Extend dual-certification programs to five years to provide students with the opportunity to get an entire year of student-teaching in both a general education and a special education classroom.
In five-year programs, ensure that all coursework is completed before students begin student-teaching by opening up summer courses to fulfill requirements or earn other credits.
Each candidate will have an active and thorough university supervisor who observes her teaching, provides constructive feedback, and supports her in making the theory-to-practice connection in the classroom.
University faculty have specific percentages of their workload that are dedicated to various responsibilities, such as research or teaching. At a research-focused institution, supervising teacher candidates may represent a smaller percentage of a faculty member's workload than at other universities. Accordingly, fewer hours will be dedicated to this responsibility on a weekly basis.

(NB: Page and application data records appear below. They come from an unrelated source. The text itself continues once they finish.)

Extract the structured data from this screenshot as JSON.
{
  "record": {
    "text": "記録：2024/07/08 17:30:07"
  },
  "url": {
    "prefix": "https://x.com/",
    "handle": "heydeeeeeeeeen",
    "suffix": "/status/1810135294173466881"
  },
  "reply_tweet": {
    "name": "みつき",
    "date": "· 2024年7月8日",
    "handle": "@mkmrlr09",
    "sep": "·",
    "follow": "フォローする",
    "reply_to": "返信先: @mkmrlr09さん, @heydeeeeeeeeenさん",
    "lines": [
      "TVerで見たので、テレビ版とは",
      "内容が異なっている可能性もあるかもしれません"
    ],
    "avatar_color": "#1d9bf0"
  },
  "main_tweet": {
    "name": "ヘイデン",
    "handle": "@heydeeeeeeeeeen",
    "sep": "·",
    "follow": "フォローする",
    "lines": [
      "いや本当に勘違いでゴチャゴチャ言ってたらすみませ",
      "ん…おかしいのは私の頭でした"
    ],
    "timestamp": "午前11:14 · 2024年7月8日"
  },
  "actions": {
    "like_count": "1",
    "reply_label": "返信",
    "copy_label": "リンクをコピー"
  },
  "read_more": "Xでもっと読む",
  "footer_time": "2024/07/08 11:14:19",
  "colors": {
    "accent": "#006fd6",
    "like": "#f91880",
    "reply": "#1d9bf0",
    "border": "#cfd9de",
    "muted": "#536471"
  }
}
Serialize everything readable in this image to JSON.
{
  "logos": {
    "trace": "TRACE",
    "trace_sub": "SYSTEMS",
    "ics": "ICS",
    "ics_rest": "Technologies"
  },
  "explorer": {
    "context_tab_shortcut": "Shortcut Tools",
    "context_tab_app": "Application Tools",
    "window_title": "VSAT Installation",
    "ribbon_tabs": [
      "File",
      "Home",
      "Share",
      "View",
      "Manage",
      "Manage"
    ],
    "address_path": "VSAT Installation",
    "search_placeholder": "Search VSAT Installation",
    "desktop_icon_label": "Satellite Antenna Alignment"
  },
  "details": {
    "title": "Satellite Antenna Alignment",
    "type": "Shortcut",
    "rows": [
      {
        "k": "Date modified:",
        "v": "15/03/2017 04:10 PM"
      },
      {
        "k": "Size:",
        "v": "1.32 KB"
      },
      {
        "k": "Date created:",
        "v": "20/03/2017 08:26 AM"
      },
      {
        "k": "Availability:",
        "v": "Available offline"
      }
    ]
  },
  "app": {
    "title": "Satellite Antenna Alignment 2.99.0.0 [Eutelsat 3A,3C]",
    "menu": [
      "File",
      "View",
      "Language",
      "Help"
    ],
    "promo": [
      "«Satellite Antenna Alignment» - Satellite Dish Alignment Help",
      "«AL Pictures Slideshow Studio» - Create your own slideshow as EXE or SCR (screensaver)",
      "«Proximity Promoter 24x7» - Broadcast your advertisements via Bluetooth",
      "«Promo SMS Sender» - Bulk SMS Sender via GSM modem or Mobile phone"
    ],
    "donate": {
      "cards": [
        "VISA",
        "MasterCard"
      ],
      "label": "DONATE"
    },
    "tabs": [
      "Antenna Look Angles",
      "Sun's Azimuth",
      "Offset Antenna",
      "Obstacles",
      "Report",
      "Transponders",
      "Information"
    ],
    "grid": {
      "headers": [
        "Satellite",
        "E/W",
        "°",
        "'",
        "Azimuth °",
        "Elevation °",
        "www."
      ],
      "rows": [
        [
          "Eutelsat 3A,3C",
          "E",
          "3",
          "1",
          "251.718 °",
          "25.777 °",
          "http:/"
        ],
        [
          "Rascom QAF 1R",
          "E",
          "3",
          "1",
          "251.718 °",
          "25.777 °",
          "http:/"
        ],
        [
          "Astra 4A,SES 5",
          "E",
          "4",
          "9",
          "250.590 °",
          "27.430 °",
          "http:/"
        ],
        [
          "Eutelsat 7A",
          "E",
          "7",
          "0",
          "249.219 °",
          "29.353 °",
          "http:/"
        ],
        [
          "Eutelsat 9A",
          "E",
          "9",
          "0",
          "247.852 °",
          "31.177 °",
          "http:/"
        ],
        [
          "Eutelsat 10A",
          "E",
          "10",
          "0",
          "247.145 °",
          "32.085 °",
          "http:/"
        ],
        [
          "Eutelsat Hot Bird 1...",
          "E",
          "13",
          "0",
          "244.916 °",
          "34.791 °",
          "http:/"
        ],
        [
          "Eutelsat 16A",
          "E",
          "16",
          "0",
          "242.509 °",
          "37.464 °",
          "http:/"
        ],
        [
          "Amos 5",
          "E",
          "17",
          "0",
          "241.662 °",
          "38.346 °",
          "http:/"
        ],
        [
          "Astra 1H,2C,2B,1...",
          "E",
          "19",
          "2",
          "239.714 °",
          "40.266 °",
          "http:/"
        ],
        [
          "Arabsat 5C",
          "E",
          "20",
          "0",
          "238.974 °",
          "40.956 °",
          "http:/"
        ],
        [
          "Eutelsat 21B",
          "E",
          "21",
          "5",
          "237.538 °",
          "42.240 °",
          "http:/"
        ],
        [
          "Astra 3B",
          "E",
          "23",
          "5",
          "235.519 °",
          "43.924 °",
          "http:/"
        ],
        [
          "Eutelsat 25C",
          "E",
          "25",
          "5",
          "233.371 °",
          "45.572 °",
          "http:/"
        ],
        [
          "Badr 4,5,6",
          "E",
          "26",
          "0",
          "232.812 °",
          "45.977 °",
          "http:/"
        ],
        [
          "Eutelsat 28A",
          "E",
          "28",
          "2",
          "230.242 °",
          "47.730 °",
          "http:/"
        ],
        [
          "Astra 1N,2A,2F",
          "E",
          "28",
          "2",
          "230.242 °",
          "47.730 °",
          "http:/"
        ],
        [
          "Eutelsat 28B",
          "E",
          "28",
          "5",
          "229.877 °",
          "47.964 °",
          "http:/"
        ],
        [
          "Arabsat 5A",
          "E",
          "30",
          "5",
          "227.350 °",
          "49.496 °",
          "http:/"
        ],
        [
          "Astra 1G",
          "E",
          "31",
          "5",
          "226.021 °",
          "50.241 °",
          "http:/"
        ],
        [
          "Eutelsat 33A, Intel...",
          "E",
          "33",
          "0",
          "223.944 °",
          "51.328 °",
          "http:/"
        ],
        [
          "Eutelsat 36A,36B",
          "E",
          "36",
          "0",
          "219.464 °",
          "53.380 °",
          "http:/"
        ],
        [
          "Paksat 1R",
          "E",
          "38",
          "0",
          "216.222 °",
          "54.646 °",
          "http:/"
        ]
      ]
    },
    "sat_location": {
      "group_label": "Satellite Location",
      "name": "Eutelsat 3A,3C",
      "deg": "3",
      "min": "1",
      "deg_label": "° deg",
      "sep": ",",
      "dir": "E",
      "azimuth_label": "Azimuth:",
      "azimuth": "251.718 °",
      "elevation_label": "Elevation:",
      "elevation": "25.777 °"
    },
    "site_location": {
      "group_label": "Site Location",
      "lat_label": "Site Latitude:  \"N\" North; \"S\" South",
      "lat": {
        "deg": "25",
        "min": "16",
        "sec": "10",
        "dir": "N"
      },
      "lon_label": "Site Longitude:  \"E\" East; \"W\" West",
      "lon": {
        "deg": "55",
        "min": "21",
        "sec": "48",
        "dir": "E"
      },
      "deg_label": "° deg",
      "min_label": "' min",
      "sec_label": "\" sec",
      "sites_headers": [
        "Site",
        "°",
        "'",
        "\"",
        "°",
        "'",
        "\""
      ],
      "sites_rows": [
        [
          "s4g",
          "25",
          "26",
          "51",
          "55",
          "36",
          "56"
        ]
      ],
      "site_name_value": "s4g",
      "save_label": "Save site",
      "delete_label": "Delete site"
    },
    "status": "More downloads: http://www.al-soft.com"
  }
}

Without specific standards for this oversight, candidates’ experiences with their supervisors can vary greatly. There are those who are deeply engaged, observing students in the classroom each week and providing regular feedback. But there are many supervisors who visit once or twice a semester for formal evaluations, but otherwise provide little or no additional guidance.
Ideally, the teacher who works with your child will be certified in special education, at a minimum. This may sound like an obvious prerequisite for such a position, but about 11 percent of current special education teachers are underqualified. Moreover, upwards of 98 percent of districts have reported unfilled special education positions within their schools. As a result of such realities, teachers are often hired to fill these roles without specific credentials in the field.
When you visit schools, you may want to ask about the classroom educator's area of expertise. For example, if your child has severe autism and is likely to spend most of her day in an extended resource-room setting, you will want the comfort of knowing that her teacher is specifically trained in autism spectrum disorders, severe disabilities, and the best instructional practices for students with these functional and cognitive challenges.
That said, it’s important to begin the relationship with your child’s teacher on a positive note. There are highly-trained special educators out there who make a great difference in the academic life of students with disabilities, as well as newly certified teachers with fewer credentials and less experience who are just as devoted to providing meaningful educational experiences to their students.
When you become familiar with the special education team in your child’s school, you can offer to be an advocate for these educators, as well as for your child. You can petition local elected officials for district-provided supports, federal and state funding, and high-quality teacher preparation programs. Or you can ask your child’s guidance counselor about disability advocacy groups and become involved to create an impact at the national level through letter-writing campaigns, gatherings, and testimonials.
Be a voice for your child and her teacher!
*Find more expert advice from Lisa Beymer, including responses to questions posed by other Noodle readers and other articles about special needs.
HQT status of teachers employed to provide special education in U.S. and outlying areas. (2008, July 15). Retrieved September 30, 2015, from U.S. Department of Education, Office of Special Education Programs
McLeskey, J., Tyler, N., & Flippin, S. S. (2004). The supply of and demand for special education teachers: A review of research regarding the nature of the chronic shortage of special education teachers. The Journal of Special Education, 38(1), 5-21.